Interface dataset entries —
-- Opening Marker --
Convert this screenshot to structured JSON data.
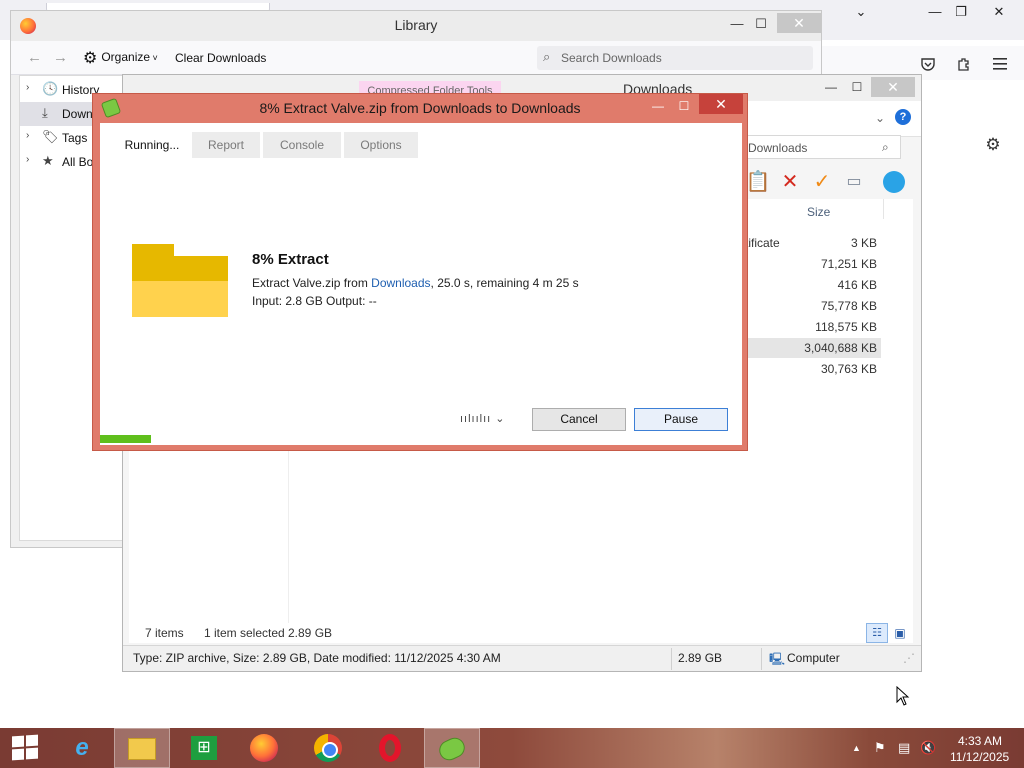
{
  "firefox": {
    "window_controls": {
      "minimize": "—",
      "restore": "❐",
      "close": "✕"
    },
    "tab_dropdown": "⌄",
    "toolbar_icons": [
      "pocket-icon",
      "extensions-icon",
      "menu-icon"
    ],
    "settings_icon": "⚙"
  },
  "library": {
    "title": "Library",
    "window_controls": {
      "minimize": "—",
      "maximize": "☐",
      "close": "✕"
    },
    "toolbar": {
      "back": "←",
      "forward": "→",
      "organize_label": "Organize",
      "clear_downloads_label": "Clear Downloads",
      "search_placeholder": "Search Downloads"
    },
    "tree": [
      {
        "arrow": "›",
        "icon": "🕓",
        "label": "History"
      },
      {
        "arrow": "",
        "icon": "⤓",
        "label": "Down"
      },
      {
        "arrow": "›",
        "icon": "🏷",
        "label": "Tags"
      },
      {
        "arrow": "›",
        "icon": "★",
        "label": "All Bo"
      }
    ]
  },
  "explorer": {
    "ribbon_tab": "Compressed Folder Tools",
    "title": "Downloads",
    "window_controls": {
      "minimize": "—",
      "maximize": "☐",
      "close": "✕"
    },
    "search_text": "Downloads",
    "column_size": "Size",
    "first_row_name_fragment": "rtificate",
    "sizes": [
      "3 KB",
      "71,251 KB",
      "416 KB",
      "75,778 KB",
      "118,575 KB",
      "3,040,688 KB",
      "30,763 KB"
    ],
    "selected_index": 5,
    "footer": {
      "items": "7 items",
      "selected": "1 item selected",
      "selected_size": "2.89 GB"
    },
    "status": {
      "details": "Type: ZIP archive, Size: 2.89 GB, Date modified: 11/12/2025 4:30 AM",
      "size": "2.89 GB",
      "location": "Computer"
    }
  },
  "peazip": {
    "title": "8% Extract Valve.zip from Downloads  to Downloads",
    "window_controls": {
      "minimize": "—",
      "maximize": "☐",
      "close": "✕"
    },
    "tabs": [
      {
        "label": "Running...",
        "active": true
      },
      {
        "label": "Report",
        "active": false
      },
      {
        "label": "Console",
        "active": false
      },
      {
        "label": "Options",
        "active": false
      }
    ],
    "operation_title": "8% Extract",
    "line1_prefix": "Extract Valve.zip from ",
    "line1_link": "Downloads",
    "line1_suffix": ", 25.0 s, remaining 4 m 25 s",
    "line2": "Input: 2.8 GB Output: --",
    "priority_dots": "ıılıılıı ⌄",
    "cancel_label": "Cancel",
    "pause_label": "Pause",
    "progress_fraction": 0.08,
    "colors": {
      "frame": "#e07b6b",
      "progress": "#5fbf1c",
      "folder": "#e6b800"
    }
  },
  "taskbar": {
    "apps": [
      "windows-start",
      "internet-explorer",
      "file-explorer",
      "store",
      "firefox",
      "chrome",
      "opera",
      "peazip"
    ],
    "tray": {
      "chevron": "▲",
      "flag": "⚑",
      "network": "▤",
      "volume": "🔇"
    },
    "time": "4:33 AM",
    "date": "11/12/2025"
  }
}
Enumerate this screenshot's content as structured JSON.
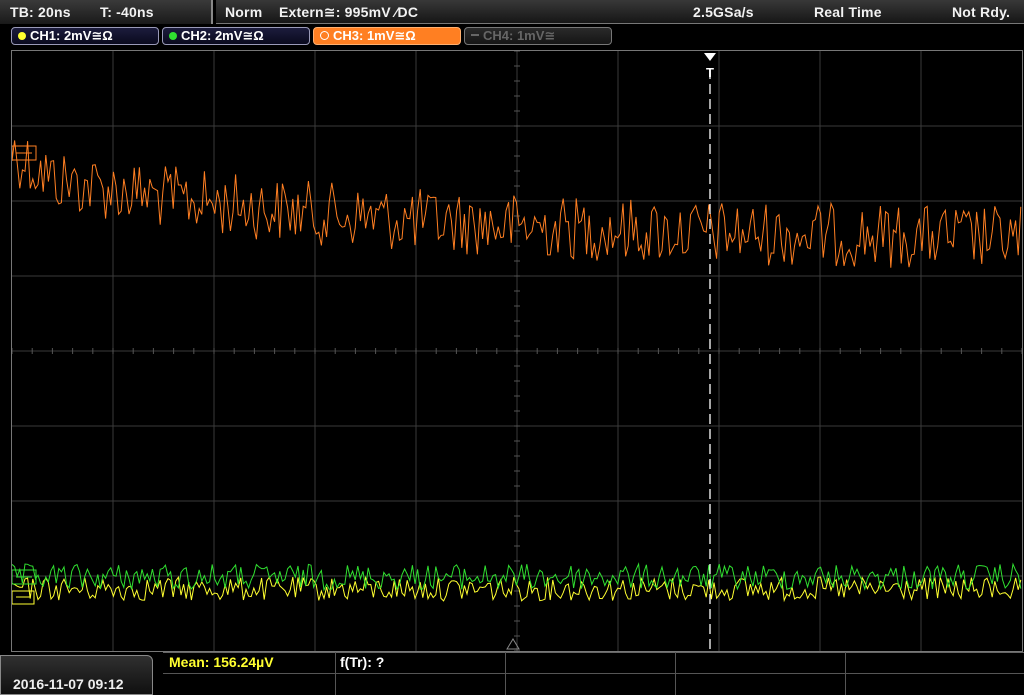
{
  "topbar": {
    "timebase": "TB: 20ns",
    "trigger_time": "T: -40ns",
    "mode": "Norm",
    "trigger_source": "Extern≅: 995mV",
    "trigger_edge": "∕DC",
    "sample_rate": "2.5GSa/s",
    "acq_mode": "Real Time",
    "status": "Not Rdy."
  },
  "channels": [
    {
      "label": "CH1: 2mV≅Ω",
      "color": "#ffff30",
      "state": "on"
    },
    {
      "label": "CH2: 2mV≅Ω",
      "color": "#30e030",
      "state": "on"
    },
    {
      "label": "CH3: 1mV≅Ω",
      "color": "#ff7f22",
      "state": "active"
    },
    {
      "label": "CH4: 1mV≅",
      "color": "#666666",
      "state": "off"
    }
  ],
  "plot": {
    "background": "#000000",
    "grid_color": "#3a3a3a",
    "trigger_marker": "T",
    "trace_colors": {
      "ch1": "#ffff30",
      "ch2": "#30e030",
      "ch3": "#ff7f22"
    }
  },
  "bottom": {
    "datetime": "2016-11-07 09:12",
    "mean": "Mean: 156.24µV",
    "ftr": "f(Tr): ?"
  }
}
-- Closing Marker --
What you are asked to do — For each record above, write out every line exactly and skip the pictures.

Final answer —
Convert this screenshot to structured JSON data.
{
  "firefox": {
    "window_controls": {
      "minimize": "—",
      "restore": "❐",
      "close": "✕"
    },
    "tab_dropdown": "⌄",
    "toolbar_icons": [
      "pocket-icon",
      "extensions-icon",
      "menu-icon"
    ],
    "settings_icon": "⚙"
  },
  "library": {
    "title": "Library",
    "window_controls": {
      "minimize": "—",
      "maximize": "☐",
      "close": "✕"
    },
    "toolbar": {
      "back": "←",
      "forward": "→",
      "organize_label": "Organize",
      "clear_downloads_label": "Clear Downloads",
      "search_placeholder": "Search Downloads"
    },
    "tree": [
      {
        "arrow": "›",
        "icon": "🕓",
        "label": "History"
      },
      {
        "arrow": "",
        "icon": "⤓",
        "label": "Down"
      },
      {
        "arrow": "›",
        "icon": "🏷",
        "label": "Tags"
      },
      {
        "arrow": "›",
        "icon": "★",
        "label": "All Bo"
      }
    ]
  },
  "explorer": {
    "ribbon_tab": "Compressed Folder Tools",
    "title": "Downloads",
    "window_controls": {
      "minimize": "—",
      "maximize": "☐",
      "close": "✕"
    },
    "search_text": "Downloads",
    "column_size": "Size",
    "first_row_name_fragment": "rtificate",
    "sizes": [
      "3 KB",
      "71,251 KB",
      "416 KB",
      "75,778 KB",
      "118,575 KB",
      "3,040,688 KB",
      "30,763 KB"
    ],
    "selected_index": 5,
    "footer": {
      "items": "7 items",
      "selected": "1 item selected",
      "selected_size": "2.89 GB"
    },
    "status": {
      "details": "Type: ZIP archive, Size: 2.89 GB, Date modified: 11/12/2025 4:30 AM",
      "size": "2.89 GB",
      "location": "Computer"
    }
  },
  "peazip": {
    "title": "8% Extract Valve.zip from Downloads  to Downloads",
    "window_controls": {
      "minimize": "—",
      "maximize": "☐",
      "close": "✕"
    },
    "tabs": [
      {
        "label": "Running...",
        "active": true
      },
      {
        "label": "Report",
        "active": false
      },
      {
        "label": "Console",
        "active": false
      },
      {
        "label": "Options",
        "active": false
      }
    ],
    "operation_title": "8% Extract",
    "line1_prefix": "Extract Valve.zip from ",
    "line1_link": "Downloads",
    "line1_suffix": ", 25.0 s, remaining 4 m 25 s",
    "line2": "Input: 2.8 GB Output: --",
    "priority_dots": "ıılıılıı ⌄",
    "cancel_label": "Cancel",
    "pause_label": "Pause",
    "progress_fraction": 0.08,
    "colors": {
      "frame": "#e07b6b",
      "progress": "#5fbf1c",
      "folder": "#e6b800"
    }
  },
  "taskbar": {
    "apps": [
      "windows-start",
      "internet-explorer",
      "file-explorer",
      "store",
      "firefox",
      "chrome",
      "opera",
      "peazip"
    ],
    "tray": {
      "chevron": "▲",
      "flag": "⚑",
      "network": "▤",
      "volume": "🔇"
    },
    "time": "4:33 AM",
    "date": "11/12/2025"
  }
}
Enumerate this screenshot's content as structured JSON.
{
  "topbar": {
    "timebase": "TB: 20ns",
    "trigger_time": "T: -40ns",
    "mode": "Norm",
    "trigger_source": "Extern≅: 995mV",
    "trigger_edge": "∕DC",
    "sample_rate": "2.5GSa/s",
    "acq_mode": "Real Time",
    "status": "Not Rdy."
  },
  "channels": [
    {
      "label": "CH1: 2mV≅Ω",
      "color": "#ffff30",
      "state": "on"
    },
    {
      "label": "CH2: 2mV≅Ω",
      "color": "#30e030",
      "state": "on"
    },
    {
      "label": "CH3: 1mV≅Ω",
      "color": "#ff7f22",
      "state": "active"
    },
    {
      "label": "CH4: 1mV≅",
      "color": "#666666",
      "state": "off"
    }
  ],
  "plot": {
    "background": "#000000",
    "grid_color": "#3a3a3a",
    "trigger_marker": "T",
    "trace_colors": {
      "ch1": "#ffff30",
      "ch2": "#30e030",
      "ch3": "#ff7f22"
    }
  },
  "bottom": {
    "datetime": "2016-11-07 09:12",
    "mean": "Mean: 156.24µV",
    "ftr": "f(Tr): ?"
  }
}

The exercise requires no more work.